→ **AIM OF THE TASK**: The lines wanted are those in the data below that include "true".

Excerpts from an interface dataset
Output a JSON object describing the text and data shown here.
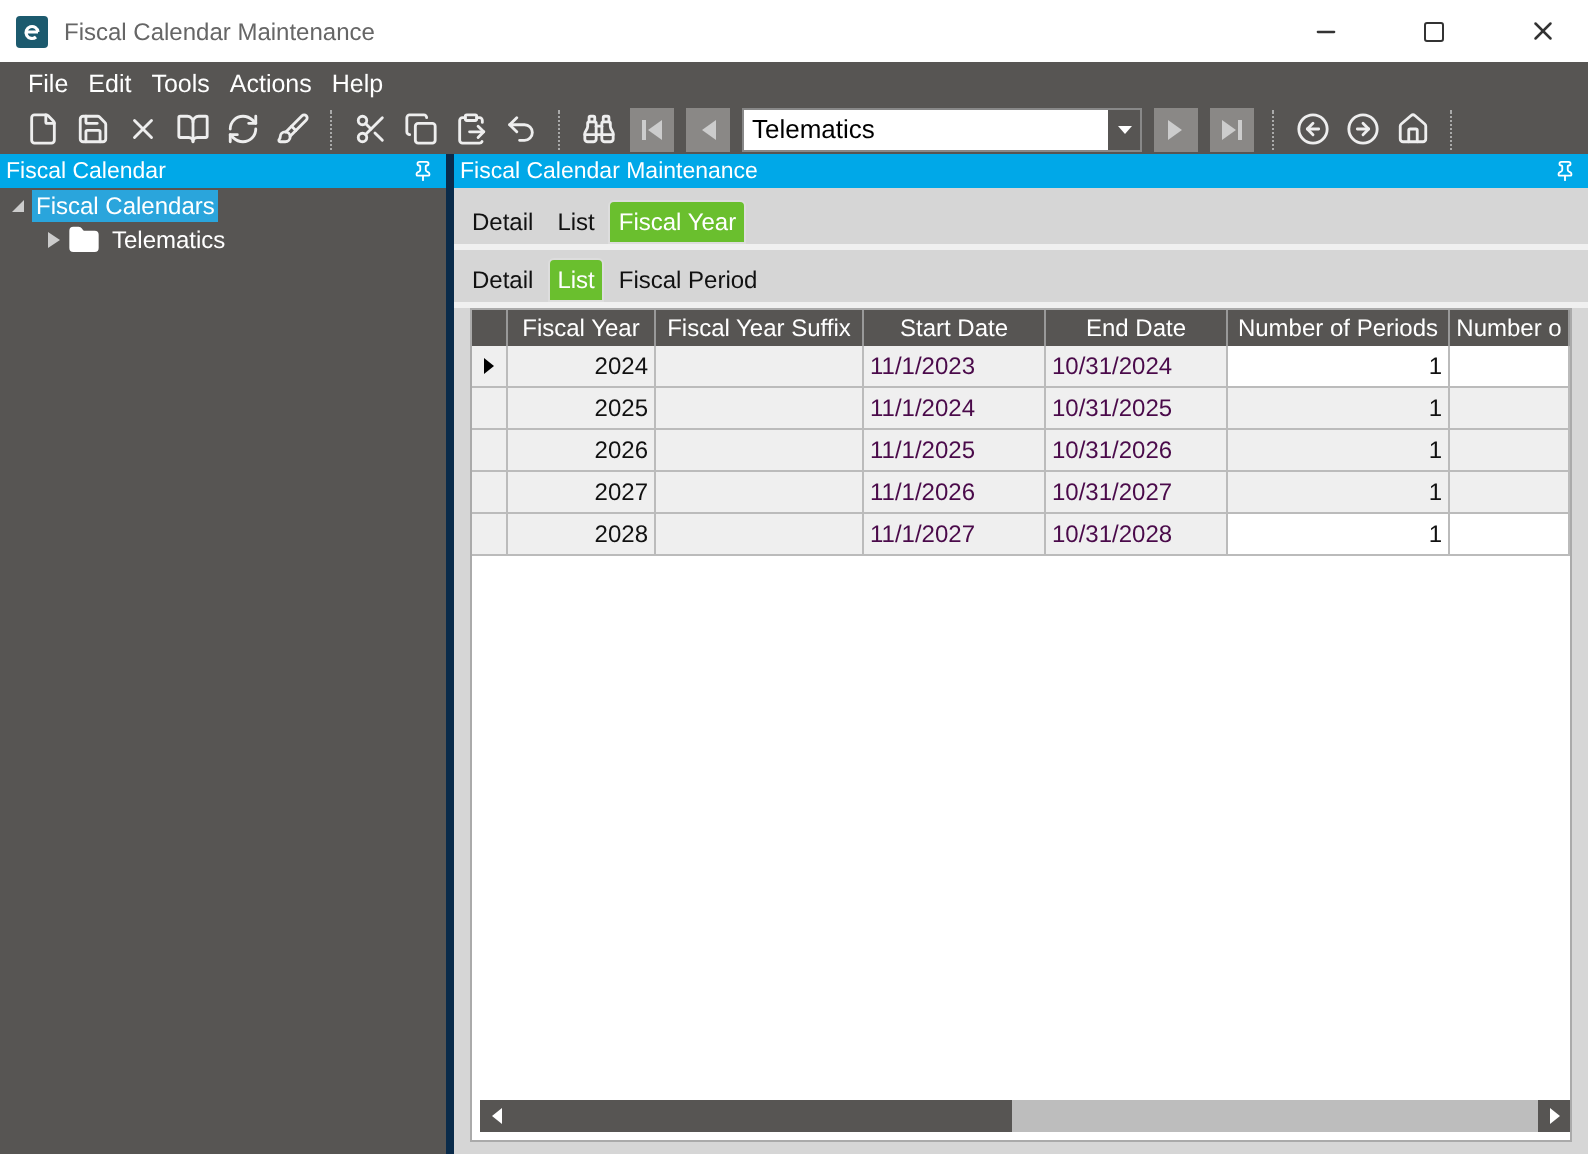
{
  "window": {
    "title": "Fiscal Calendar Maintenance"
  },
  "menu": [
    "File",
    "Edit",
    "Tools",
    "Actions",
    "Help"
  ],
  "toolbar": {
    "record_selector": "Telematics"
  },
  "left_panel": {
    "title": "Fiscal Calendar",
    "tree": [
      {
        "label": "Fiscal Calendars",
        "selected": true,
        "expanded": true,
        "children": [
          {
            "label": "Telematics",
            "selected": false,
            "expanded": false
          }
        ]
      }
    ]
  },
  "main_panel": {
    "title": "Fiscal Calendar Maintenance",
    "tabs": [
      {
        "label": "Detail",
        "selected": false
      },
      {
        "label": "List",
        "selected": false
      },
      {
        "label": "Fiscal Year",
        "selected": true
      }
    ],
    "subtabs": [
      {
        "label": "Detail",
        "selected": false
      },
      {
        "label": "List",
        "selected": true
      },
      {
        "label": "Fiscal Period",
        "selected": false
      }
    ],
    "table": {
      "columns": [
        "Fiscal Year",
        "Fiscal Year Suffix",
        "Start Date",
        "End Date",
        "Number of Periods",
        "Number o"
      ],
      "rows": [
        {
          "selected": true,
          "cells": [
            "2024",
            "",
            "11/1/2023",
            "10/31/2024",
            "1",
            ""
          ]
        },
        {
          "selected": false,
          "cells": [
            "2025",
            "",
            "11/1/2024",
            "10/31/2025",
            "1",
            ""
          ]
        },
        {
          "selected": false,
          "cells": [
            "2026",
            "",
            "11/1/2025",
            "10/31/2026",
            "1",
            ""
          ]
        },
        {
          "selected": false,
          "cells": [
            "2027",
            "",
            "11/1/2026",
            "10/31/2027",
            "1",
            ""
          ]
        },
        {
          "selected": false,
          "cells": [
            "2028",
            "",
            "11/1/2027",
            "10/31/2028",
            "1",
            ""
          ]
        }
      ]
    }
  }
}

→ **COMPLETED EXERCISE**:
        "selected": true,
        "expanded": true,
        "selected": true
        "selected": true
          "selected": true,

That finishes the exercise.